This obviously has to be taken into consideration from now on by any Canadian citizen living in or visiting the United States, or for that matter any other nation with lax extradition procedures to that country. Moving to, or travelling in or through the United States, if you have any reason to believe you might be a subject for U.S. security service scrutiny, would appear to be even less wise now than it was before.

What it does mean is that the Maher Arar case will likely never happen again, but not for the reasons one might have hoped. Had this act been in place in 2002, the U.S. would have been fully within its rights to put Arar on indefinite ice in Guantanamo, and pursue his interrogation using their own methods there, rather than render him to Syria to be interrogated. Future Arars will undoubtedly receive this treatment instead: probably an improvement over a Syrian dungeon, but still a shattered life.

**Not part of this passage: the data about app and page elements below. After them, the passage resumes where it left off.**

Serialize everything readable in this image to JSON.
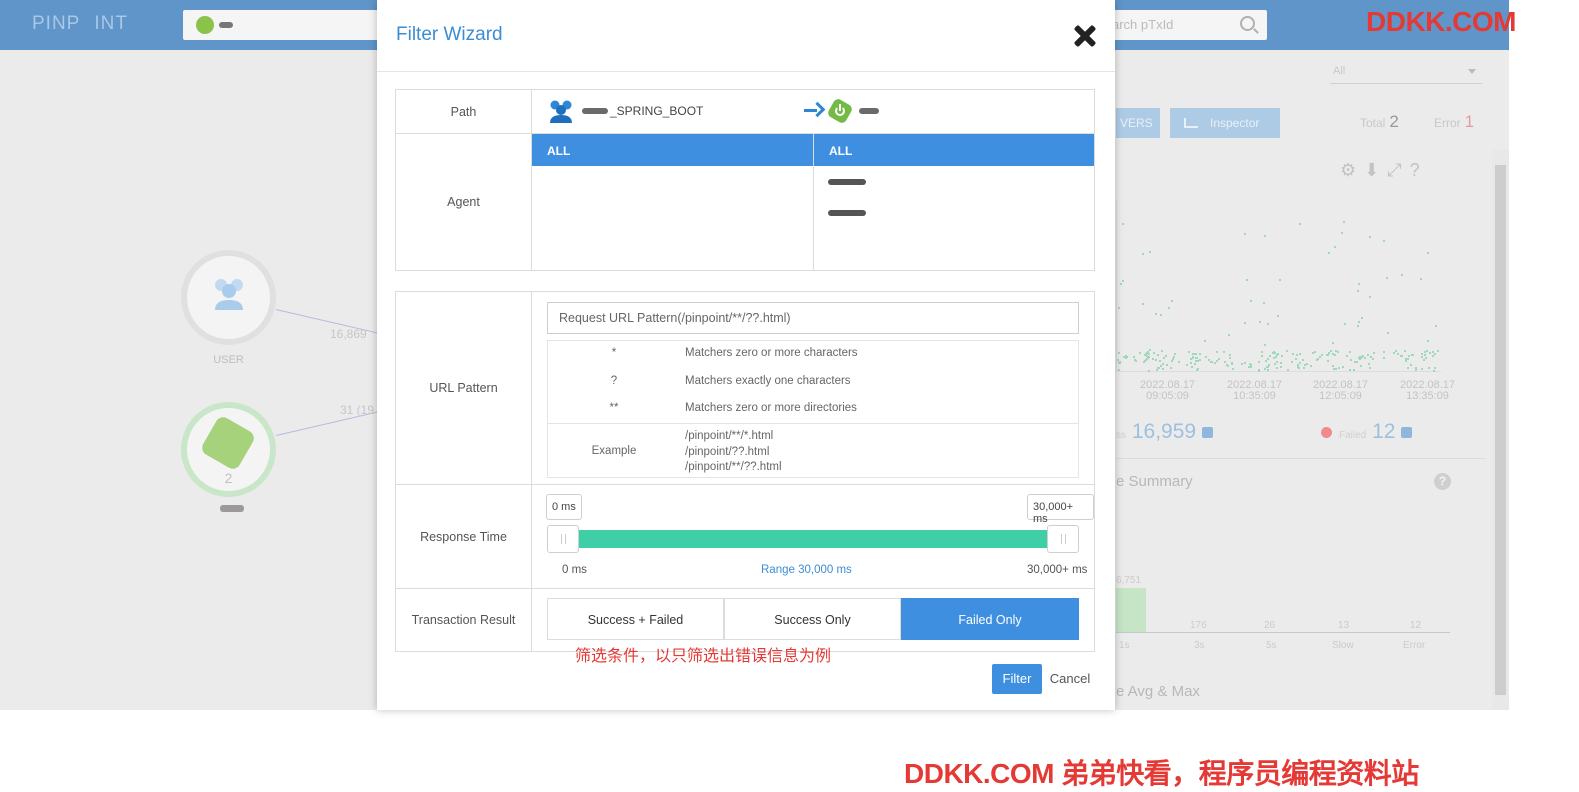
{
  "background": {
    "brand_words": [
      "PINP",
      "INT"
    ],
    "search_placeholder": "arch pTxId",
    "edge_labels": [
      "16,869",
      "31 (19"
    ],
    "user_node_label": "USER",
    "app_node_count": "2",
    "agent_select": "All",
    "servers_btn": "VERS",
    "inspector_btn": "Inspector",
    "total_label": "Total",
    "total_value": "2",
    "error_label": "Error",
    "error_value": "1",
    "x_ticks": [
      {
        "date": "2022.08.17",
        "time": "09:05:09"
      },
      {
        "date": "2022.08.17",
        "time": "10:35:09"
      },
      {
        "date": "2022.08.17",
        "time": "12:05:09"
      },
      {
        "date": "2022.08.17",
        "time": "13:35:09"
      }
    ],
    "success_label": "ss",
    "success_count": "16,959",
    "failed_label": "Failed",
    "failed_count": "12",
    "summary_title": "e Summary",
    "summary_bar_top_label": "6,751",
    "summary_values": [
      "176",
      "26",
      "13",
      "12"
    ],
    "summary_cats": [
      "1s",
      "3s",
      "5s",
      "Slow",
      "Error"
    ],
    "avgmax_title": "e Avg & Max"
  },
  "modal": {
    "title": "Filter Wizard",
    "path_label": "Path",
    "path_source_suffix": "_SPRING_BOOT",
    "agent_label": "Agent",
    "agent_all_left": "ALL",
    "agent_all_right": "ALL",
    "url_label": "URL Pattern",
    "url_placeholder": "Request URL Pattern(/pinpoint/**/??.html)",
    "url_help": [
      {
        "sym": "*",
        "desc": "Matchers zero or more characters"
      },
      {
        "sym": "?",
        "desc": "Matchers exactly one characters"
      },
      {
        "sym": "**",
        "desc": "Matchers zero or more directories"
      }
    ],
    "example_label": "Example",
    "examples": [
      "/pinpoint/**/*.html",
      "/pinpoint/??.html",
      "/pinpoint/**/??.html"
    ],
    "rt_label": "Response Time",
    "rt_min_tag": "0 ms",
    "rt_max_tag": "30,000+ ms",
    "rt_min": "0 ms",
    "rt_range": "Range 30,000 ms",
    "rt_max": "30,000+ ms",
    "tr_label": "Transaction Result",
    "tr_options": [
      "Success + Failed",
      "Success Only",
      "Failed Only"
    ],
    "tr_selected": 2,
    "annotation": "筛选条件，以只筛选出错误信息为例",
    "filter_btn": "Filter",
    "cancel_btn": "Cancel"
  },
  "watermark": {
    "top": "DDKK.COM",
    "bottom": "DDKK.COM 弟弟快看，程序员编程资料站"
  },
  "colors": {
    "accent": "#3e8fe0",
    "slider": "#3ecfa6",
    "annotation": "#e53935"
  }
}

The long-term upshot of this, combined with the recent Arar inquiry, will, sooner or later, be a significant tightening of restrictions on Canadian intelligence and security services from sharing information with their American counterparts about Canadian citizens. In the Globe today, John Ibbotson bemoans the chilling effect the Arar inquiry will have on cross-border intelligence-sharing. The fact that he doesn't even mention the more chilling effect of the simultaneous passing of the Torture Bill is hardly a credit to him or his paper. The risk of another intelligence-sharing lapse leading to another innocent Canadian stuck in Guantanamo is too high to be ignored this way, and it seems certain that eventually the government and the media will catch on and act to rein in what our intelligence services can say or do collaboratively with Americans, regrettably for them and us, and to the advantage of real international terror groups.

ADDENDUM: Does this mean, BruceR, that, having adopted this new approach to fighting terror, retroactively and with broad popular support, the United States government has nothing left to apologize for re the Arar case anymore? No! Because the worst transgression in the Arar case wasn't the Americans' disregarding of their own laws regarding due process or conventions against torture, it was their complete refusal to inform Canadian authorities of Arar's disposition, as guaranteed under their Vienna Convention obligations. Recall it was the oh-so-respectable Syrians who finally officially told Canada where their citizen was. Combine that prospect with the new U.S. law denying anyone but the citizen's government standing to intervene in their imprisonment on a terror rap, and you have a highly likely prospect that a non-U.S. citizen could easily be internally rendered to their detention system and held for some considerable time without anyone knowing about it or being able to intervene. If the revoking of the 1963 Vienna Convention is also part of U.S. policy now, then they should say so... if not, then they still owe Canada and Mr. Arar a profound apology.

*By my reading, the bill expressly does not suspend habeas for U.S. citizens, so I do think some web commenters I generally favour have overreached here. The language on this point does pretty clearly limit the suspension of habeas to "aliens," or non-citizens. The exact quote: "No court, justice, or judge shall have jurisdiction to hear or consider an application for a writ of habeas corpus filed by or on behalf of an alien detained by the United States who has been determined by the United States to have been properly detained as an enemy combatant or is awaiting such determination." Can't get much clearer than that... which is also why today's protest by Volokh et al and Instapundit that they are not "experts on habeas law" fall so hollow.

Posted by BruceR at 11:31 AM